''elusive'' goal of helping to create the ''perfect sock'' is
serious business for a group of University of Otago
The team is investigating how different fibres used in socks
affect skin health, the research being funded by the New
Zealand wool industry and the Ministry of Business Innovation
Department of applied sciences head Prof Raechel Laing, who
worked on the research, said initial results showed wool was
the kindest fabric on the skin.
The wool industry could use the results to help sell socks to
growing numbers of ''worried well'', who were increasingly
concerned about where products came from and how they might
affect their health.
''The wool industry are interested in research which allows
them to confidently make claims about the performance of
The research involved testing the effect of three different
fabrics - cotton, acrylic and wool - on 16 Dunedin men who
participated in the study.
The researchers measured the health of the skin by testing pH
levels, water content and water loss from the skin.

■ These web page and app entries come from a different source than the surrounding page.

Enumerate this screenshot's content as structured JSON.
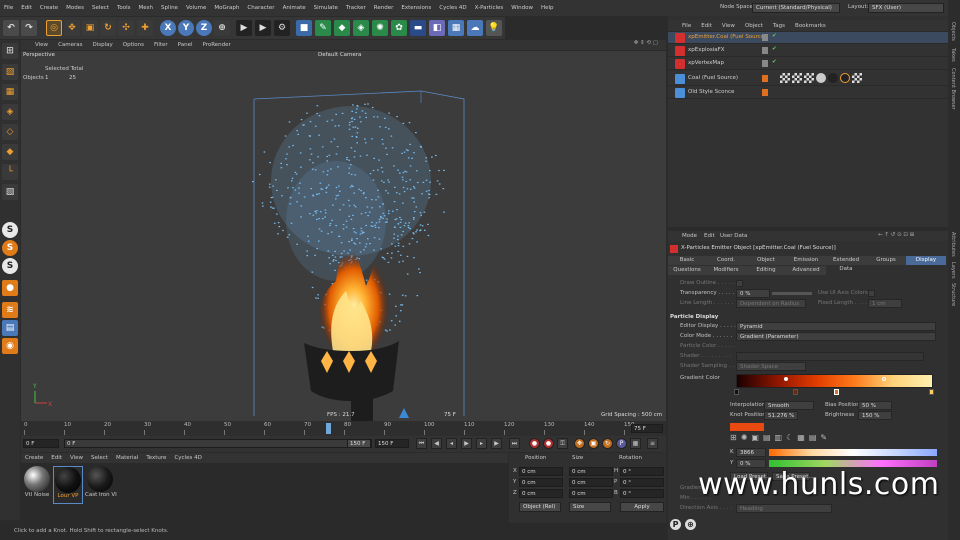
{
  "menubar": {
    "items": [
      "File",
      "Edit",
      "Create",
      "Modes",
      "Select",
      "Tools",
      "Mesh",
      "Spline",
      "Volume",
      "MoGraph",
      "Character",
      "Animate",
      "Simulate",
      "Tracker",
      "Render",
      "Extensions",
      "Cycles 4D",
      "X-Particles",
      "Window",
      "Help"
    ],
    "node_space_label": "Node Space:",
    "node_space_value": "Current (Standard/Physical)",
    "layout_label": "Layout:",
    "layout_value": "SFX (User)"
  },
  "toolbar": {
    "axis_x": "X",
    "axis_y": "Y",
    "axis_z": "Z"
  },
  "viewport": {
    "menu": [
      "View",
      "Cameras",
      "Display",
      "Options",
      "Filter",
      "Panel",
      "ProRender"
    ],
    "view_name": "Perspective",
    "camera": "Default Camera",
    "selected_total_label": "Selected Total",
    "objects_label": "Objects",
    "objects_selected": "1",
    "objects_total": "25",
    "fps": "FPS : 21.7",
    "frame": "75 F",
    "grid_spacing": "Grid Spacing : 500 cm"
  },
  "timeline": {
    "ticks": [
      "0",
      "10",
      "20",
      "30",
      "40",
      "50",
      "60",
      "70",
      "80",
      "90",
      "100",
      "110",
      "120",
      "130",
      "140",
      "150"
    ],
    "current_frame_field": "75 F",
    "start": "0 F",
    "start2": "0 F",
    "end": "150 F",
    "end2": "150 F"
  },
  "materials": {
    "menu": [
      "Create",
      "Edit",
      "View",
      "Select",
      "Material",
      "Texture",
      "Cycles 4D"
    ],
    "items": [
      {
        "name": "Vtl Noise"
      },
      {
        "name": "Lour VP"
      },
      {
        "name": "Cast Iron VI"
      }
    ]
  },
  "coords": {
    "headers": [
      "Position",
      "Size",
      "Rotation"
    ],
    "rows": [
      {
        "axis": "X",
        "pos": "0 cm",
        "size": "0 cm",
        "rot_axis": "H",
        "rot": "0 °"
      },
      {
        "axis": "Y",
        "pos": "0 cm",
        "size": "0 cm",
        "rot_axis": "P",
        "rot": "0 °"
      },
      {
        "axis": "Z",
        "pos": "0 cm",
        "size": "0 cm",
        "rot_axis": "B",
        "rot": "0 °"
      }
    ],
    "mode_left": "Object (Rel)",
    "mode_mid": "Size",
    "apply": "Apply"
  },
  "status": "Click to add a Knot. Hold Shift to rectangle-select Knots.",
  "object_manager": {
    "menu": [
      "File",
      "Edit",
      "View",
      "Object",
      "Tags",
      "Bookmarks"
    ],
    "objects": [
      {
        "name": "xpEmitter.Coal (Fuel Source)",
        "selected": true,
        "color": "#d32f2f"
      },
      {
        "name": "xpExplosiaFX",
        "selected": false,
        "color": "#d32f2f"
      },
      {
        "name": "xpVertexMap",
        "selected": false,
        "color": "#d32f2f"
      },
      {
        "name": "Coal (Fuel Source)",
        "selected": false,
        "color": "#4a8fd8"
      },
      {
        "name": "Old Style Sconce",
        "selected": false,
        "color": "#4a8fd8"
      }
    ]
  },
  "attributes": {
    "menu": [
      "Mode",
      "Edit",
      "User Data"
    ],
    "title": "X-Particles Emitter Object [xpEmitter.Coal (Fuel Source)]",
    "tabs_row1": [
      "Basic",
      "Coord.",
      "Object",
      "Emission",
      "Extended Data",
      "Groups",
      "Display"
    ],
    "tabs_row2": [
      "Questions",
      "Modifiers",
      "Editing",
      "Advanced"
    ],
    "active_tab": "Display",
    "draw_outline": "Draw Outline . . . . . . .",
    "transparency_label": "Transparency . . . . .",
    "transparency_value": "0 %",
    "use_ui_axis_colors": "Use UI Axis Colors",
    "line_length_label": "Line Length . . . . . .",
    "line_length_value": "Dependent on Radius",
    "fixed_length_label": "Fixed Length . . . . .",
    "fixed_length_value": "1 cm",
    "section_particle_display": "Particle Display",
    "editor_display_label": "Editor Display . . . . .",
    "editor_display_value": "Pyramid",
    "color_mode_label": "Color Mode . . . . . .",
    "color_mode_value": "Gradient (Parameter)",
    "particle_color_label": "Particle Color . . . . .",
    "shader_label": "Shader . . . . . . . . .",
    "shader_sampling_label": "Shader Sampling . . .",
    "shader_sampling_value": "Shader Space",
    "gradient_color_label": "Gradient Color",
    "interpolation_label": "Interpolation",
    "interpolation_value": "Smooth",
    "bias_position_label": "Bias Position",
    "bias_position_value": "50 %",
    "knot_position_label": "Knot Position",
    "knot_position_value": "51.276 %",
    "brightness_label": "Brightness",
    "brightness_value": "150 %",
    "k_label": "K",
    "k_value": "3866",
    "y_label": "Y",
    "y_value": "0 %",
    "load_preset": "Load Preset...",
    "save_preset": "Save Preset...",
    "gradient_alpha_label": "Gradient . . .",
    "min_label": "Min . . . . . .",
    "direction_axis_label": "Direction Axis . . . .",
    "direction_axis_value": "Heading",
    "gradient_stops": [
      "#1a0000",
      "#8a1500",
      "#e03a00",
      "#ff7a1a",
      "#ffd27a",
      "#fff0b0"
    ]
  },
  "side_tabs": [
    "Objects",
    "Takes",
    "Content Browser",
    "Attributes",
    "Layers",
    "Structure"
  ],
  "watermark": "www.hunls.com"
}
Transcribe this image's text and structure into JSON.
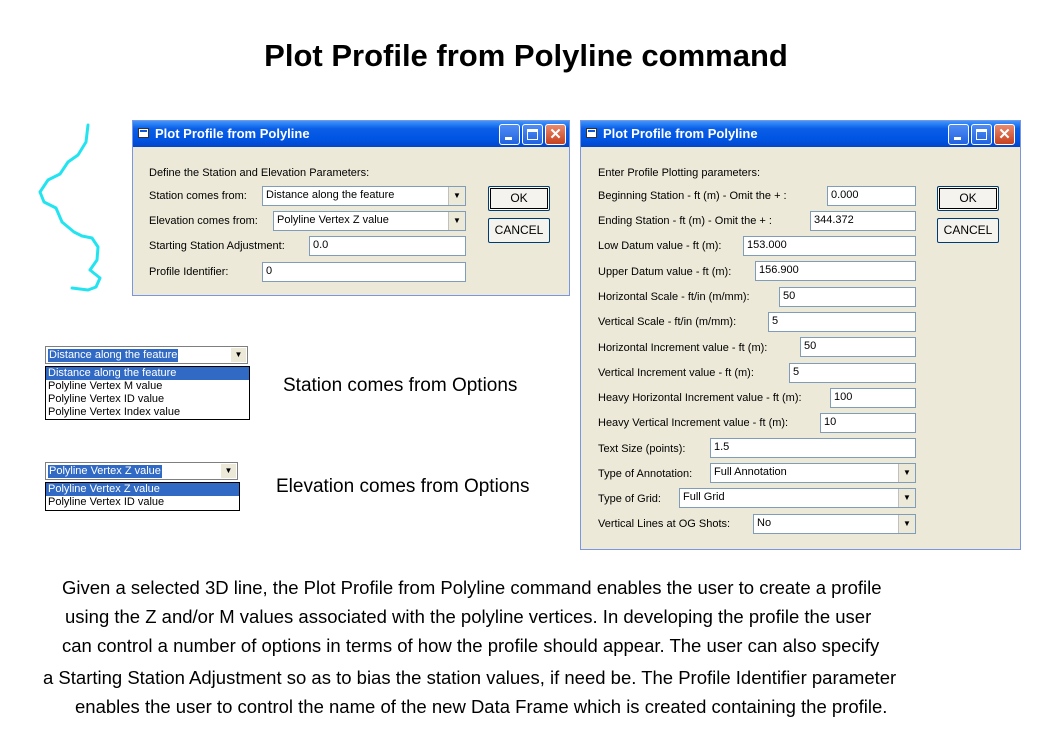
{
  "page": {
    "title": "Plot Profile from Polyline command"
  },
  "dialog1": {
    "title": "Plot Profile from Polyline",
    "heading": "Define the Station and Elevation Parameters:",
    "station_label": "Station comes from:",
    "station_value": "Distance along the feature",
    "elevation_label": "Elevation comes from:",
    "elevation_value": "Polyline Vertex Z value",
    "adjust_label": "Starting Station Adjustment:",
    "adjust_value": "0.0",
    "identifier_label": "Profile Identifier:",
    "identifier_value": "0",
    "ok": "OK",
    "cancel": "CANCEL"
  },
  "dialog2": {
    "title": "Plot Profile from Polyline",
    "heading": "Enter Profile Plotting parameters:",
    "rows": [
      {
        "label": "Beginning Station - ft (m) - Omit the + :",
        "value": "0.000"
      },
      {
        "label": "Ending Station - ft (m) - Omit the + :",
        "value": "344.372"
      },
      {
        "label": "Low Datum value - ft (m):",
        "value": "153.000"
      },
      {
        "label": "Upper Datum value - ft (m):",
        "value": "156.900"
      },
      {
        "label": "Horizontal Scale - ft/in (m/mm):",
        "value": "50"
      },
      {
        "label": "Vertical Scale - ft/in (m/mm):",
        "value": "5"
      },
      {
        "label": "Horizontal Increment value - ft (m):",
        "value": "50"
      },
      {
        "label": "Vertical Increment value - ft (m):",
        "value": "5"
      },
      {
        "label": "Heavy Horizontal Increment value - ft (m):",
        "value": "100"
      },
      {
        "label": "Heavy Vertical Increment value - ft (m):",
        "value": "10"
      },
      {
        "label": "Text Size (points):",
        "value": "1.5"
      },
      {
        "label": "Type of Annotation:",
        "value": "Full Annotation"
      },
      {
        "label": "Type of Grid:",
        "value": "Full Grid"
      },
      {
        "label": "Vertical Lines at OG Shots:",
        "value": "No"
      }
    ],
    "ok": "OK",
    "cancel": "CANCEL"
  },
  "station_options": {
    "selected": "Distance along the feature",
    "items": [
      "Distance along the feature",
      "Polyline Vertex M value",
      "Polyline Vertex ID value",
      "Polyline Vertex Index value"
    ],
    "caption": "Station comes from Options"
  },
  "elevation_options": {
    "selected": "Polyline Vertex Z value",
    "items": [
      "Polyline Vertex Z value",
      "Polyline Vertex ID value"
    ],
    "caption": "Elevation comes from Options"
  },
  "description": [
    "Given a selected 3D line, the Plot Profile from Polyline command enables the user to create a profile",
    "using the Z and/or M values associated with the polyline vertices.  In developing the profile the user",
    "can control a number of options in terms of how the profile should appear. The user can also specify",
    "a Starting Station Adjustment so as to bias the station values, if need be. The Profile Identifier parameter",
    "enables the user to control the name of the new Data Frame which is created containing the profile."
  ],
  "colors": {
    "polyline": "#22e4f0",
    "titlebar": "#0054e3",
    "selection": "#316ac5"
  }
}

To make sure the results were not skewed, each subject had to
wear the same type of shoe - made by Dunedin company
Overall, wool came out on top, which came as a ''relief'' to
Associate Prof Cheryl Wilson said being funded by the wool
industry had no impact on the outcome.
''No-one had any idea what the outcome would be.''
The socks, made by NZ Socks in Ashburton, were coded so the
researchers could be sure of the fabric and clearly marked
for the left or right foot.
Prof Laing said this was not the only research members of the
group had worked on aimed at finding the ideal sock.
''The perfect sock is elusive,'' she said.
Other research, led by Rebecca Van Amber, focused on how the
properties of different fabrics could affect friction levels
and potentially affect the likelihood of developing blisters.
That research, published in the Textile Research
Journal, found that fabrics composed of fine wool created
the least friction and acrylic the highest.